The executive sought to control and modify legislation given the option of its rejection by the Privy Council in England had been removed. The means for rewarding and purchasing support in the House of Commons was extended through creation of new offices and pensions as well as increasing salaries. Lucrative offices which were formerly held by absentees were restored to Ireland. It was said that the cost of pensions and offices required to maintain the government majority, rose significantly on the grant of parliamentary independence.
It was necessary to have in government Irishmen of standing and ability, familiar with the country. The administration become too complex to be managed by the Lord Lieutenant, Chief Secretary and a number of subservient office holders. Many of the key offices passed to Irish appointees.
Although such officers might be regarded as a Cabinet in some sense, there was no collective responsibility and independent basis of authority. When its advice was rejected by the British Ministry, the Cabinet remained in office and executed the policy decided in London.
Pitt, the British Prime Minister sought to frame a commercial treaty between Britain and Ireland. It proposed free trade in foreign and colonial goods without the imposition of additional duties. Neither country was to prohibit the import of the goods of the others and the duty if any levied on articles should be seen in one country as the other.
Where existing duties differed, the higher was to be reduced to the level of the lower. There was to be mutual preference for the produce of either country over foreign imports. In any year in which the hereditary revenue of Ireland exceeded a fixed sum, the surplus was to be devoted to the maintenance of the Navy. The proposal was amended so that the contribution was not to be paid in a year in which revenue fell short of national expenditure in time of peace.
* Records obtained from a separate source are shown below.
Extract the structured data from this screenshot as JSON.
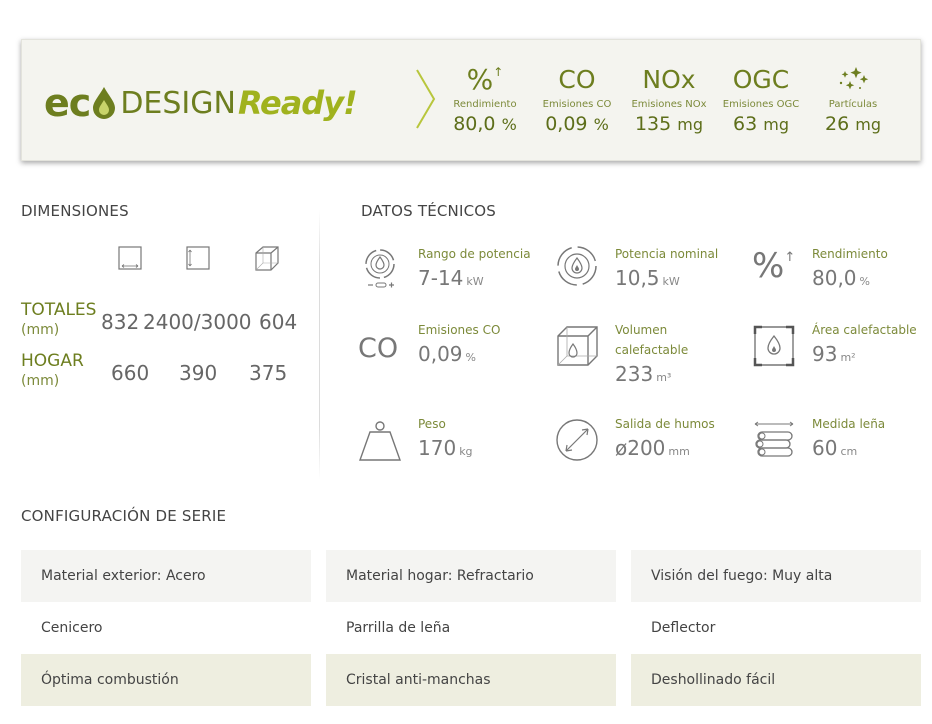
{
  "eco": {
    "logo": {
      "eco": "ec",
      "design": "DESIGN",
      "ready": "Ready!"
    },
    "metrics": [
      {
        "icon": "percent-arrow-icon",
        "symbol": "%",
        "label": "Rendimiento",
        "value": "80,0",
        "unit": "%"
      },
      {
        "icon": "co-icon",
        "symbol": "CO",
        "label": "Emisiones CO",
        "value": "0,09",
        "unit": "%"
      },
      {
        "icon": "nox-icon",
        "symbol": "NOx",
        "label": "Emisiones NOx",
        "value": "135",
        "unit": "mg"
      },
      {
        "icon": "ogc-icon",
        "symbol": "OGC",
        "label": "Emisiones OGC",
        "value": "63",
        "unit": "mg"
      },
      {
        "icon": "particles-icon",
        "symbol": "",
        "label": "Partículas",
        "value": "26",
        "unit": "mg"
      }
    ]
  },
  "dimensions": {
    "title": "DIMENSIONES",
    "icons": [
      "width-icon",
      "height-icon",
      "depth-cube-icon"
    ],
    "rows": [
      {
        "label": "TOTALES",
        "unit": "(mm)",
        "values": [
          "832",
          "2400/3000",
          "604"
        ]
      },
      {
        "label": "HOGAR",
        "unit": "(mm)",
        "values": [
          "660",
          "390",
          "375"
        ]
      }
    ]
  },
  "technical": {
    "title": "DATOS TÉCNICOS",
    "items": [
      {
        "icon": "power-range-icon",
        "label": "Rango de potencia",
        "value": "7-14",
        "unit": "kW"
      },
      {
        "icon": "nominal-power-icon",
        "label": "Potencia nominal",
        "value": "10,5",
        "unit": "kW"
      },
      {
        "icon": "efficiency-icon",
        "label": "Rendimiento",
        "value": "80,0",
        "unit": "%"
      },
      {
        "icon": "co-emission-icon",
        "label": "Emisiones CO",
        "value": "0,09",
        "unit": "%"
      },
      {
        "icon": "heated-volume-icon",
        "label": "Volumen",
        "label2": "calefactable",
        "value": "233",
        "unit": "m³"
      },
      {
        "icon": "heated-area-icon",
        "label": "Área calefactable",
        "value": "93",
        "unit": "m²"
      },
      {
        "icon": "weight-icon",
        "label": "Peso",
        "value": "170",
        "unit": "kg"
      },
      {
        "icon": "flue-outlet-icon",
        "label": "Salida de humos",
        "value": "ø200",
        "unit": "mm"
      },
      {
        "icon": "log-size-icon",
        "label": "Medida leña",
        "value": "60",
        "unit": "cm"
      }
    ]
  },
  "config": {
    "title": "CONFIGURACIÓN DE SERIE",
    "rows": [
      [
        "Material exterior: Acero",
        "Material hogar: Refractario",
        "Visión del fuego: Muy alta"
      ],
      [
        "Cenicero",
        "Parrilla de leña",
        "Deflector"
      ],
      [
        "Óptima combustión",
        "Cristal anti-manchas",
        "Deshollinado fácil"
      ]
    ]
  },
  "colors": {
    "brand_dark": "#6d7e1f",
    "brand_light": "#a0b21e",
    "banner_bg": "#f4f4ef",
    "row_green": "#eeeee0",
    "row_grey": "#f4f4f2"
  }
}
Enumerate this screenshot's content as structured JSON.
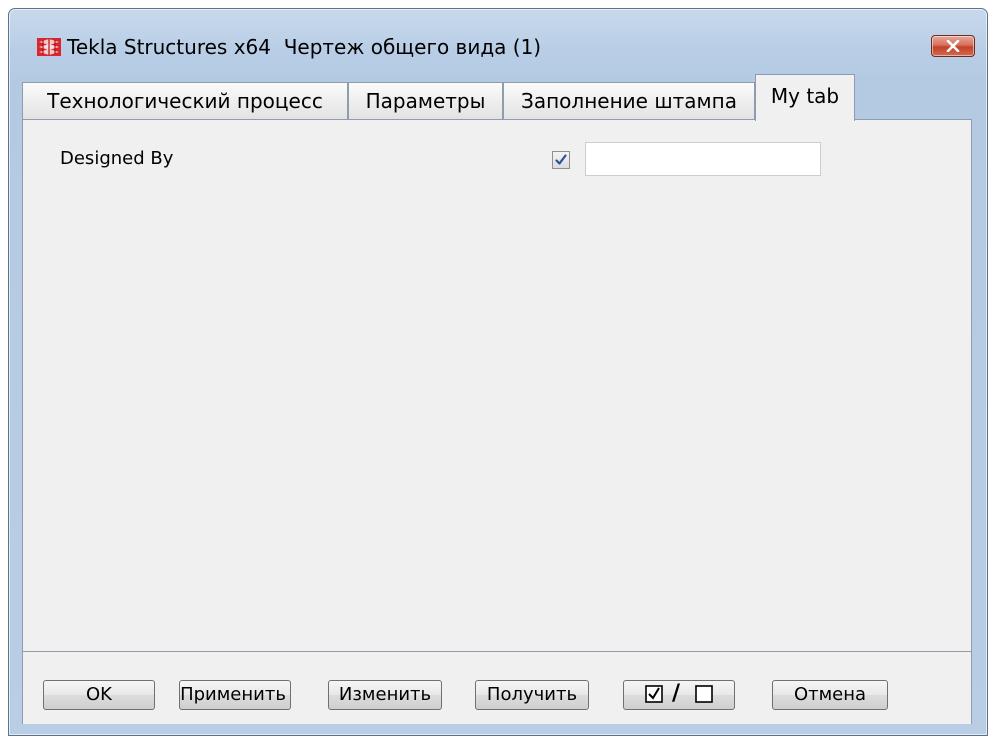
{
  "window": {
    "title": "Tekla Structures x64  Чертеж общего вида (1)",
    "icon": "tekla-logo-icon",
    "accent_close": "#c94b33"
  },
  "tabs": [
    {
      "label": "Технологический процесс",
      "active": false
    },
    {
      "label": "Параметры",
      "active": false
    },
    {
      "label": "Заполнение штампа",
      "active": false
    },
    {
      "label": "My tab",
      "active": true
    }
  ],
  "form": {
    "designed_by": {
      "label": "Designed By",
      "checked": true,
      "value": "",
      "placeholder": ""
    }
  },
  "buttons": {
    "ok": "OK",
    "apply": "Применить",
    "modify": "Изменить",
    "get": "Получить",
    "toggle_sep": "/",
    "cancel": "Отмена"
  }
}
The provisions were introduced in both Parliaments in 1785. They were amended in the British Parliament under powerful influence from trade interests. When represent to the Irish Parliament as amended, the proposals were rejected by reason of the changes made in the British Parliament which were perceived to undermine the recently gained independence.
The French Revolution of 1789 and the following years affected Ireland on the number of levels. Belfast radicals drew their inspiration from the French Revolution. Outside Parliament, revolutionary enthusiasm gave new life to the declining Volunteer movement who linked it with the American Declaration of Independence and Irish Constitution of 1782.
In the North, the Volunteer movement remained strong especially among Protestant dissenters and they expressed republican sentiments most clearly. Although, Roman Catholics did not share the Presbyterian enthusiasm for the revolution, due to the treatment of the French Church, there was a strong element which sought to press for its full civil rights, favoured parliamentary reform and was prepared to ally with the Presbyterians against the government.
In 1791, the Catholic Committee appointed the Theobald Wolfe Tone who had recently attacked the penal laws as its Secretary. His aim was to bring together Irishmen of all creeds to establish complete religious equality and effect a radical reform of Parliament. He had helped found the Society of United Irishmen in Belfast as an instrument to carry out his policies. Similar societies were established in Dublin and throughout Ireland.
Pitt’s desire to conciliate Catholic opinion which reflected in Great Britain by the repeal of most British penal legislation in 1791. In both cases, the object was to strengthen unity against possible danger from revolutionary fronts.